Segment Open

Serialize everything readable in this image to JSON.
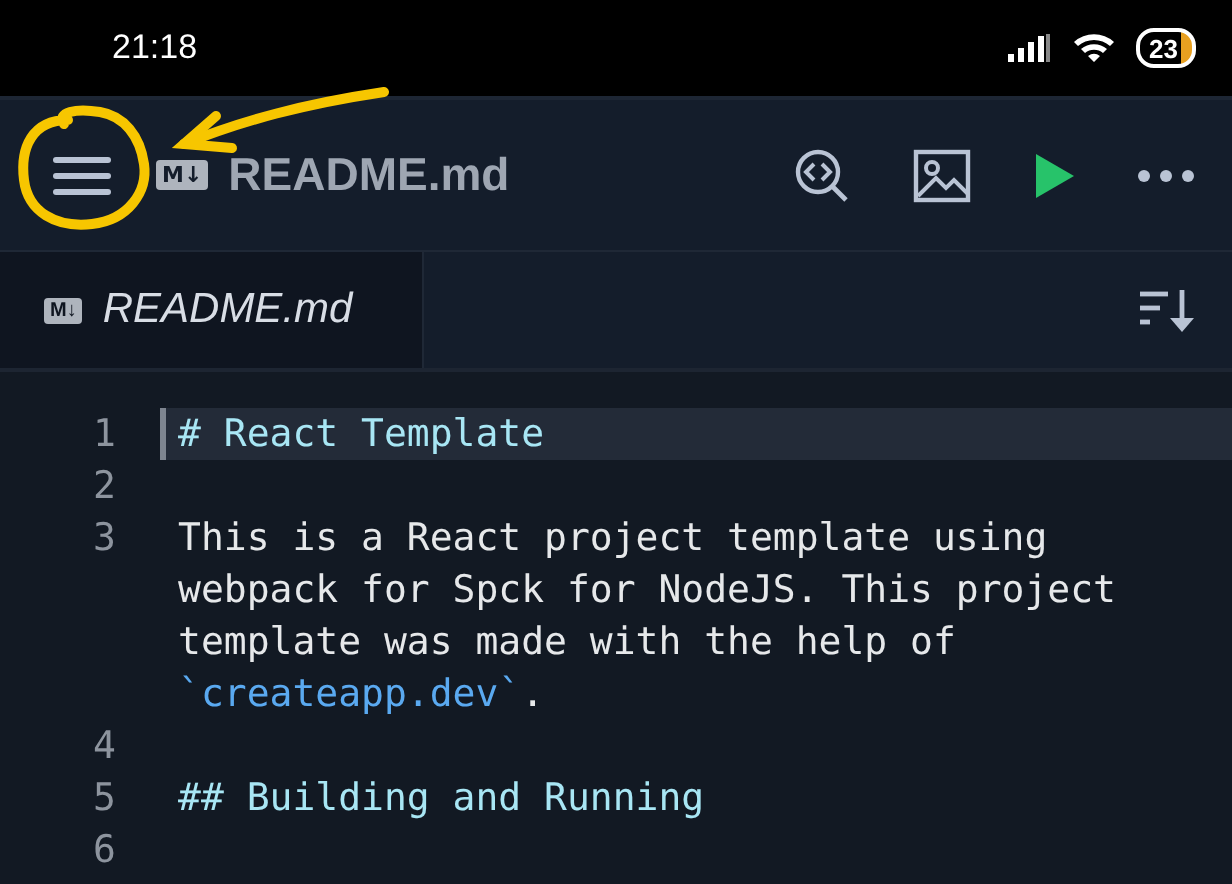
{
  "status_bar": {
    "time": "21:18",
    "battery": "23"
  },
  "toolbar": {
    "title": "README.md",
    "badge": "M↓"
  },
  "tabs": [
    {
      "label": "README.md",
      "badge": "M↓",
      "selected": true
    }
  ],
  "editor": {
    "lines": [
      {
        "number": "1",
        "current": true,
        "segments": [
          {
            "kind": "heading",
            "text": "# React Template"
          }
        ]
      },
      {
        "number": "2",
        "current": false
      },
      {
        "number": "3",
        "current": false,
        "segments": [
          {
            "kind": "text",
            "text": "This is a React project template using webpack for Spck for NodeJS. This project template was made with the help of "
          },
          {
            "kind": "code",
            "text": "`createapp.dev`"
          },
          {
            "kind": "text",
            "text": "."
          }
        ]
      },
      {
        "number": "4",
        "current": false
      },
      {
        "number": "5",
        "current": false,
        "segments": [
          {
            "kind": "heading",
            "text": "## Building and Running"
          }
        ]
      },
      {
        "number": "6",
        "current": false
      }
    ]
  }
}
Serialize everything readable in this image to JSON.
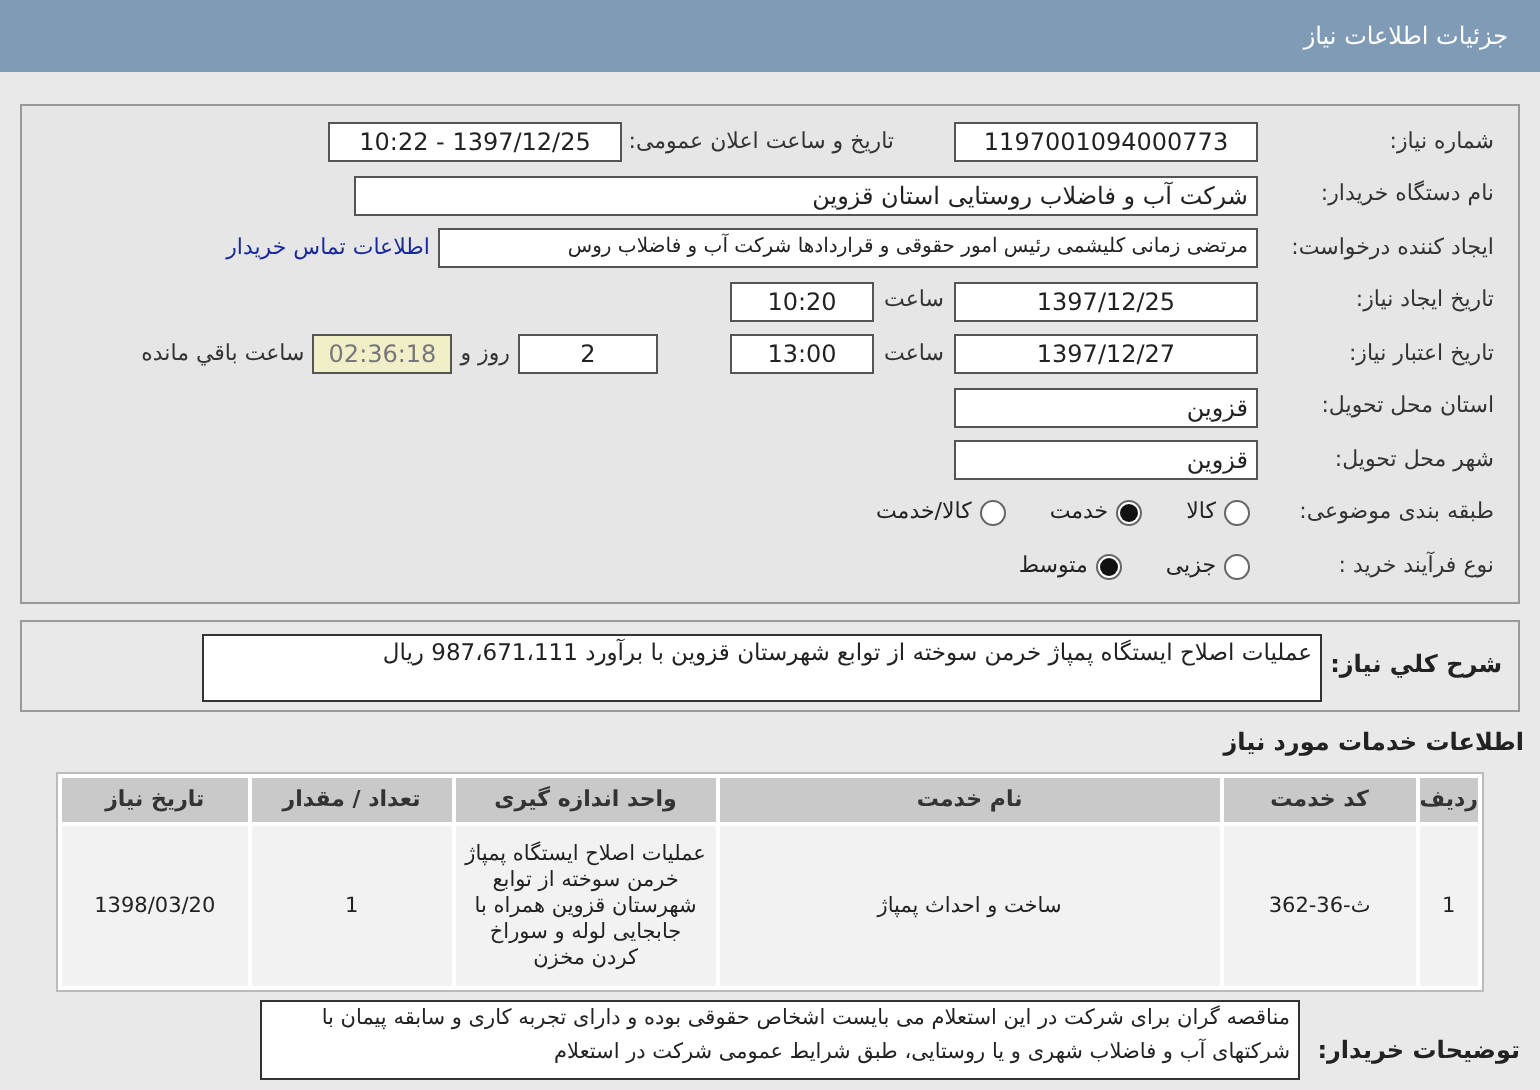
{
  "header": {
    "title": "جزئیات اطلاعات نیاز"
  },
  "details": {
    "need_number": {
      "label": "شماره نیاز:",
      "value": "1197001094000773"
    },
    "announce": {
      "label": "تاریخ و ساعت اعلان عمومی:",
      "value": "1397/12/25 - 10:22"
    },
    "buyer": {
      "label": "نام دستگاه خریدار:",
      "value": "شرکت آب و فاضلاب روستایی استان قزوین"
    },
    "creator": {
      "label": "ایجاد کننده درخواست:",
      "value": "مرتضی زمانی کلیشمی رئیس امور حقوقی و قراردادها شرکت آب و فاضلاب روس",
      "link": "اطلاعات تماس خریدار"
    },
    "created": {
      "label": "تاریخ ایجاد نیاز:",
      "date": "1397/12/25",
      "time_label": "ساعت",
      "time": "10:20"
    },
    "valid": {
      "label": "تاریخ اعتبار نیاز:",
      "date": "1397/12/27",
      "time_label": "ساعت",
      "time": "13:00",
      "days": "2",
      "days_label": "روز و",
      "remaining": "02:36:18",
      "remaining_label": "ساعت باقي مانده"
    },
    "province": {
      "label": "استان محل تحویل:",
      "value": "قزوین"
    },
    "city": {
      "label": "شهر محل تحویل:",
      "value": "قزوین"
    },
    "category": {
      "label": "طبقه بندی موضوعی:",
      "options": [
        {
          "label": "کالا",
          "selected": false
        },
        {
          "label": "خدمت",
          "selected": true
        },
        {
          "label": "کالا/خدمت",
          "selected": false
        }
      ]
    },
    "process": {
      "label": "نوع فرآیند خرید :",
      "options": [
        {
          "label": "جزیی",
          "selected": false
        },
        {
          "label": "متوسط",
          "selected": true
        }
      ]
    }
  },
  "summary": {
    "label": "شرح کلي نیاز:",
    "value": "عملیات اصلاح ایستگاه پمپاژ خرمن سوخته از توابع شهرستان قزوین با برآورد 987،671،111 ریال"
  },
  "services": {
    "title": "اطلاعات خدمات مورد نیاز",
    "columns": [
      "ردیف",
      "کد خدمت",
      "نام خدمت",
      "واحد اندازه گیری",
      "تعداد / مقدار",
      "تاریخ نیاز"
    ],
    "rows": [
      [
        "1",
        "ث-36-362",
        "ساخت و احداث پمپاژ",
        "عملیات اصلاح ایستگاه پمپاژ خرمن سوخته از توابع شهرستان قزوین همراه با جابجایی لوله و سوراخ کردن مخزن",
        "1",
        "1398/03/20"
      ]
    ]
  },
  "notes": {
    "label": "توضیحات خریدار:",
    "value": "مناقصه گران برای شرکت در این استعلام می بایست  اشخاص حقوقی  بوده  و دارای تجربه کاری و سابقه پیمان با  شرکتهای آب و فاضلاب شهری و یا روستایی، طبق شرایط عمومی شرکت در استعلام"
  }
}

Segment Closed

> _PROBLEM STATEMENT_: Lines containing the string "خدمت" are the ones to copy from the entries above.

> _EXERCISE OUTPUT_:
          "label": "خدمت",
          "label": "کالا/خدمت",
      "کد خدمت",
      "نام خدمت",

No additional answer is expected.